• **Aim of the exercise**: Each entry needs to be duplicated exactly.

• **Data to use**:
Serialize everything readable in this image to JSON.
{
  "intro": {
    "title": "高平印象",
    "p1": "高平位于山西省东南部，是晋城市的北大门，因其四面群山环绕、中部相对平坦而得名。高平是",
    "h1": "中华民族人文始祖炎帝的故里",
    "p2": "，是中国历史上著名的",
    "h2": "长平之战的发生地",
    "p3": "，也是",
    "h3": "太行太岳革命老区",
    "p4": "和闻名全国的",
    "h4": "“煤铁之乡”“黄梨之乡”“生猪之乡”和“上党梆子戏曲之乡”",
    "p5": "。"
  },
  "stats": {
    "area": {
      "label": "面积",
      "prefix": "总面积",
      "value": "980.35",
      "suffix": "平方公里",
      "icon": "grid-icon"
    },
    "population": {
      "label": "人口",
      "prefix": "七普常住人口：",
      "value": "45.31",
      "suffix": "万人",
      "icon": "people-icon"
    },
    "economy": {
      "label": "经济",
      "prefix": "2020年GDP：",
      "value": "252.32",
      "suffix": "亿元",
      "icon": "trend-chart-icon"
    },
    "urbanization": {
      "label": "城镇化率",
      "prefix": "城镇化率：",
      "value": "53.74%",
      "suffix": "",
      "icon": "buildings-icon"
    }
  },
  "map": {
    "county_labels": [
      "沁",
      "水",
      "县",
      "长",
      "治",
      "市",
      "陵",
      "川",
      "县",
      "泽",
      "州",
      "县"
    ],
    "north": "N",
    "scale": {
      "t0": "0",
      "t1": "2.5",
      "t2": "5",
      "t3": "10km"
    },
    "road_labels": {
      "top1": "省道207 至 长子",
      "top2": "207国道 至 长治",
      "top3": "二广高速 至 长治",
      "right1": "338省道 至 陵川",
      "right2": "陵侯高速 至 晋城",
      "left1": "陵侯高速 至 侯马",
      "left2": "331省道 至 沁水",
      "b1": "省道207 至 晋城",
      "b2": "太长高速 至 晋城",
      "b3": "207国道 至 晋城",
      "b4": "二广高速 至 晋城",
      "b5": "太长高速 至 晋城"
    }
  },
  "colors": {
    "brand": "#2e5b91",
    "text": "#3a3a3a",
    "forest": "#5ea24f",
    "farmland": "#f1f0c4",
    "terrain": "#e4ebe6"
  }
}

• **Output for this task**:
Serialize everything readable in this image to JSON.
{
  "intro": {
    "title": "高平印象",
    "p1": "高平位于山西省东南部，是晋城市的北大门，因其四面群山环绕、中部相对平坦而得名。高平是",
    "h1": "中华民族人文始祖炎帝的故里",
    "p2": "，是中国历史上著名的",
    "h2": "长平之战的发生地",
    "p3": "，也是",
    "h3": "太行太岳革命老区",
    "p4": "和闻名全国的",
    "h4": "“煤铁之乡”“黄梨之乡”“生猪之乡”和“上党梆子戏曲之乡”",
    "p5": "。"
  },
  "stats": {
    "area": {
      "label": "面积",
      "prefix": "总面积",
      "value": "980.35",
      "suffix": "平方公里",
      "icon": "grid-icon"
    },
    "population": {
      "label": "人口",
      "prefix": "七普常住人口：",
      "value": "45.31",
      "suffix": "万人",
      "icon": "people-icon"
    },
    "economy": {
      "label": "经济",
      "prefix": "2020年GDP：",
      "value": "252.32",
      "suffix": "亿元",
      "icon": "trend-chart-icon"
    },
    "urbanization": {
      "label": "城镇化率",
      "prefix": "城镇化率：",
      "value": "53.74%",
      "suffix": "",
      "icon": "buildings-icon"
    }
  },
  "map": {
    "county_labels": [
      "沁",
      "水",
      "县",
      "长",
      "治",
      "市",
      "陵",
      "川",
      "县",
      "泽",
      "州",
      "县"
    ],
    "north": "N",
    "scale": {
      "t0": "0",
      "t1": "2.5",
      "t2": "5",
      "t3": "10km"
    },
    "road_labels": {
      "top1": "省道207 至 长子",
      "top2": "207国道 至 长治",
      "top3": "二广高速 至 长治",
      "right1": "338省道 至 陵川",
      "right2": "陵侯高速 至 晋城",
      "left1": "陵侯高速 至 侯马",
      "left2": "331省道 至 沁水",
      "b1": "省道207 至 晋城",
      "b2": "太长高速 至 晋城",
      "b3": "207国道 至 晋城",
      "b4": "二广高速 至 晋城",
      "b5": "太长高速 至 晋城"
    }
  },
  "colors": {
    "brand": "#2e5b91",
    "text": "#3a3a3a",
    "forest": "#5ea24f",
    "farmland": "#f1f0c4",
    "terrain": "#e4ebe6"
  }
}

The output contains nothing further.